**Supplied records**

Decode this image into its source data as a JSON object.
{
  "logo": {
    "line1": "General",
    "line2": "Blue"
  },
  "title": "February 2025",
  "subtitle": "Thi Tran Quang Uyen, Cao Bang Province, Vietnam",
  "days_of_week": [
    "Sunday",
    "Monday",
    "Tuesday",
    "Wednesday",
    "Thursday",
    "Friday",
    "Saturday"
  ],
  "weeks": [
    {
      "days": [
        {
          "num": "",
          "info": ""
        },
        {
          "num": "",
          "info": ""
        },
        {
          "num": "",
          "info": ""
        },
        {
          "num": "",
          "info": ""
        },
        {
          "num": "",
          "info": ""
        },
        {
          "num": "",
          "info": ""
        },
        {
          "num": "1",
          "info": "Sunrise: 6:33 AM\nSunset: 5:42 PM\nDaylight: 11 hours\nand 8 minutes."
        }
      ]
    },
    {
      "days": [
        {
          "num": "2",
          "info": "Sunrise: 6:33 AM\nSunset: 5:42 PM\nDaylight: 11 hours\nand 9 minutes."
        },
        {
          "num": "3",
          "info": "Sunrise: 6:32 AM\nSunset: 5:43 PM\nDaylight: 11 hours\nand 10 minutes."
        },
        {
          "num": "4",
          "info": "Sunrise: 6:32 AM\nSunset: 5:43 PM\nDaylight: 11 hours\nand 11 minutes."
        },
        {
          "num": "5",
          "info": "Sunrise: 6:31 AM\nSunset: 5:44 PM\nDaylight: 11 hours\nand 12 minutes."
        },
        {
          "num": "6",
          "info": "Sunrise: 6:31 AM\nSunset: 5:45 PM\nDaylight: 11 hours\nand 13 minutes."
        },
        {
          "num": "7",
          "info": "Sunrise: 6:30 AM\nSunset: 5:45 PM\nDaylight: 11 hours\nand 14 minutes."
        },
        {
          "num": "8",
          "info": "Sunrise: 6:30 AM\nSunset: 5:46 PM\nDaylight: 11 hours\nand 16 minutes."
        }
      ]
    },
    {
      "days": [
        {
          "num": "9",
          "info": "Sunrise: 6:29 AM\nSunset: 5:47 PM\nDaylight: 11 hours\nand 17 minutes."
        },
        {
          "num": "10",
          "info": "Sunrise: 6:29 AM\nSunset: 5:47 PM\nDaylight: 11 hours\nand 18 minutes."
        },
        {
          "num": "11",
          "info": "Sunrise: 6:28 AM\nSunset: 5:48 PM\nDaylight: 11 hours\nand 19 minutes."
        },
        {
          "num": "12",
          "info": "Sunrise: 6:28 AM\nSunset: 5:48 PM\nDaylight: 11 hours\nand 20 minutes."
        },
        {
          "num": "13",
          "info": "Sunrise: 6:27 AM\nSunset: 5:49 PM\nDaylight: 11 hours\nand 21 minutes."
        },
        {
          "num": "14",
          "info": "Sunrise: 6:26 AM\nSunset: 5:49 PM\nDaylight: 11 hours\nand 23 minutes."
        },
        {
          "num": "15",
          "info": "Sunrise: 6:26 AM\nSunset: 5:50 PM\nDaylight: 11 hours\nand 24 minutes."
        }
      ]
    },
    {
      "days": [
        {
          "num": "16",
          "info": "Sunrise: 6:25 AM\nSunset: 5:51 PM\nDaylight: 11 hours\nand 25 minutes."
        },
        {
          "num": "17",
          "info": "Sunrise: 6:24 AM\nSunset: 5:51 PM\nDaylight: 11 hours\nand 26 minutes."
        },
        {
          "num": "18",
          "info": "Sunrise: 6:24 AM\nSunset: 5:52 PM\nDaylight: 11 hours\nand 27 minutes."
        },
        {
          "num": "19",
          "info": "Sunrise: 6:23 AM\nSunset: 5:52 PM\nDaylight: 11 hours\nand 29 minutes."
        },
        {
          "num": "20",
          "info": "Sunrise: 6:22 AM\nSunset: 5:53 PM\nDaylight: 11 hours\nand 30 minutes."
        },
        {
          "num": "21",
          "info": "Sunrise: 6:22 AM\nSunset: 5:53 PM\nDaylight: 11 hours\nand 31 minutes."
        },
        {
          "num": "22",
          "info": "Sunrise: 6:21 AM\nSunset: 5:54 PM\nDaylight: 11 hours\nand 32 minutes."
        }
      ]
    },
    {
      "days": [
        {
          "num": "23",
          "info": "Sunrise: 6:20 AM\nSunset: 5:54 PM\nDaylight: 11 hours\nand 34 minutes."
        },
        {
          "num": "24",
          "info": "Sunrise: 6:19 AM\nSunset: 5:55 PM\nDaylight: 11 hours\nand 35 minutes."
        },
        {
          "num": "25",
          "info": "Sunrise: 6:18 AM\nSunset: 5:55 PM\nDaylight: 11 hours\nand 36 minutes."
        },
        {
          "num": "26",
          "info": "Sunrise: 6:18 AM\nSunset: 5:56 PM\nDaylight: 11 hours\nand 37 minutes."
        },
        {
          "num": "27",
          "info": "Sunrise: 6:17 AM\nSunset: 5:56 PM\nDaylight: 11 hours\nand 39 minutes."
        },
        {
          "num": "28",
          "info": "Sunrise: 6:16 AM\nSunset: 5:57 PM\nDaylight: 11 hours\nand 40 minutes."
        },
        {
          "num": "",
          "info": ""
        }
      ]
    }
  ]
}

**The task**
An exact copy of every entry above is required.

**Finished exercise**
Decode this image into its source data as a JSON object.
{
  "logo": {
    "line1": "General",
    "line2": "Blue"
  },
  "title": "February 2025",
  "subtitle": "Thi Tran Quang Uyen, Cao Bang Province, Vietnam",
  "days_of_week": [
    "Sunday",
    "Monday",
    "Tuesday",
    "Wednesday",
    "Thursday",
    "Friday",
    "Saturday"
  ],
  "weeks": [
    {
      "days": [
        {
          "num": "",
          "info": ""
        },
        {
          "num": "",
          "info": ""
        },
        {
          "num": "",
          "info": ""
        },
        {
          "num": "",
          "info": ""
        },
        {
          "num": "",
          "info": ""
        },
        {
          "num": "",
          "info": ""
        },
        {
          "num": "1",
          "info": "Sunrise: 6:33 AM\nSunset: 5:42 PM\nDaylight: 11 hours\nand 8 minutes."
        }
      ]
    },
    {
      "days": [
        {
          "num": "2",
          "info": "Sunrise: 6:33 AM\nSunset: 5:42 PM\nDaylight: 11 hours\nand 9 minutes."
        },
        {
          "num": "3",
          "info": "Sunrise: 6:32 AM\nSunset: 5:43 PM\nDaylight: 11 hours\nand 10 minutes."
        },
        {
          "num": "4",
          "info": "Sunrise: 6:32 AM\nSunset: 5:43 PM\nDaylight: 11 hours\nand 11 minutes."
        },
        {
          "num": "5",
          "info": "Sunrise: 6:31 AM\nSunset: 5:44 PM\nDaylight: 11 hours\nand 12 minutes."
        },
        {
          "num": "6",
          "info": "Sunrise: 6:31 AM\nSunset: 5:45 PM\nDaylight: 11 hours\nand 13 minutes."
        },
        {
          "num": "7",
          "info": "Sunrise: 6:30 AM\nSunset: 5:45 PM\nDaylight: 11 hours\nand 14 minutes."
        },
        {
          "num": "8",
          "info": "Sunrise: 6:30 AM\nSunset: 5:46 PM\nDaylight: 11 hours\nand 16 minutes."
        }
      ]
    },
    {
      "days": [
        {
          "num": "9",
          "info": "Sunrise: 6:29 AM\nSunset: 5:47 PM\nDaylight: 11 hours\nand 17 minutes."
        },
        {
          "num": "10",
          "info": "Sunrise: 6:29 AM\nSunset: 5:47 PM\nDaylight: 11 hours\nand 18 minutes."
        },
        {
          "num": "11",
          "info": "Sunrise: 6:28 AM\nSunset: 5:48 PM\nDaylight: 11 hours\nand 19 minutes."
        },
        {
          "num": "12",
          "info": "Sunrise: 6:28 AM\nSunset: 5:48 PM\nDaylight: 11 hours\nand 20 minutes."
        },
        {
          "num": "13",
          "info": "Sunrise: 6:27 AM\nSunset: 5:49 PM\nDaylight: 11 hours\nand 21 minutes."
        },
        {
          "num": "14",
          "info": "Sunrise: 6:26 AM\nSunset: 5:49 PM\nDaylight: 11 hours\nand 23 minutes."
        },
        {
          "num": "15",
          "info": "Sunrise: 6:26 AM\nSunset: 5:50 PM\nDaylight: 11 hours\nand 24 minutes."
        }
      ]
    },
    {
      "days": [
        {
          "num": "16",
          "info": "Sunrise: 6:25 AM\nSunset: 5:51 PM\nDaylight: 11 hours\nand 25 minutes."
        },
        {
          "num": "17",
          "info": "Sunrise: 6:24 AM\nSunset: 5:51 PM\nDaylight: 11 hours\nand 26 minutes."
        },
        {
          "num": "18",
          "info": "Sunrise: 6:24 AM\nSunset: 5:52 PM\nDaylight: 11 hours\nand 27 minutes."
        },
        {
          "num": "19",
          "info": "Sunrise: 6:23 AM\nSunset: 5:52 PM\nDaylight: 11 hours\nand 29 minutes."
        },
        {
          "num": "20",
          "info": "Sunrise: 6:22 AM\nSunset: 5:53 PM\nDaylight: 11 hours\nand 30 minutes."
        },
        {
          "num": "21",
          "info": "Sunrise: 6:22 AM\nSunset: 5:53 PM\nDaylight: 11 hours\nand 31 minutes."
        },
        {
          "num": "22",
          "info": "Sunrise: 6:21 AM\nSunset: 5:54 PM\nDaylight: 11 hours\nand 32 minutes."
        }
      ]
    },
    {
      "days": [
        {
          "num": "23",
          "info": "Sunrise: 6:20 AM\nSunset: 5:54 PM\nDaylight: 11 hours\nand 34 minutes."
        },
        {
          "num": "24",
          "info": "Sunrise: 6:19 AM\nSunset: 5:55 PM\nDaylight: 11 hours\nand 35 minutes."
        },
        {
          "num": "25",
          "info": "Sunrise: 6:18 AM\nSunset: 5:55 PM\nDaylight: 11 hours\nand 36 minutes."
        },
        {
          "num": "26",
          "info": "Sunrise: 6:18 AM\nSunset: 5:56 PM\nDaylight: 11 hours\nand 37 minutes."
        },
        {
          "num": "27",
          "info": "Sunrise: 6:17 AM\nSunset: 5:56 PM\nDaylight: 11 hours\nand 39 minutes."
        },
        {
          "num": "28",
          "info": "Sunrise: 6:16 AM\nSunset: 5:57 PM\nDaylight: 11 hours\nand 40 minutes."
        },
        {
          "num": "",
          "info": ""
        }
      ]
    }
  ]
}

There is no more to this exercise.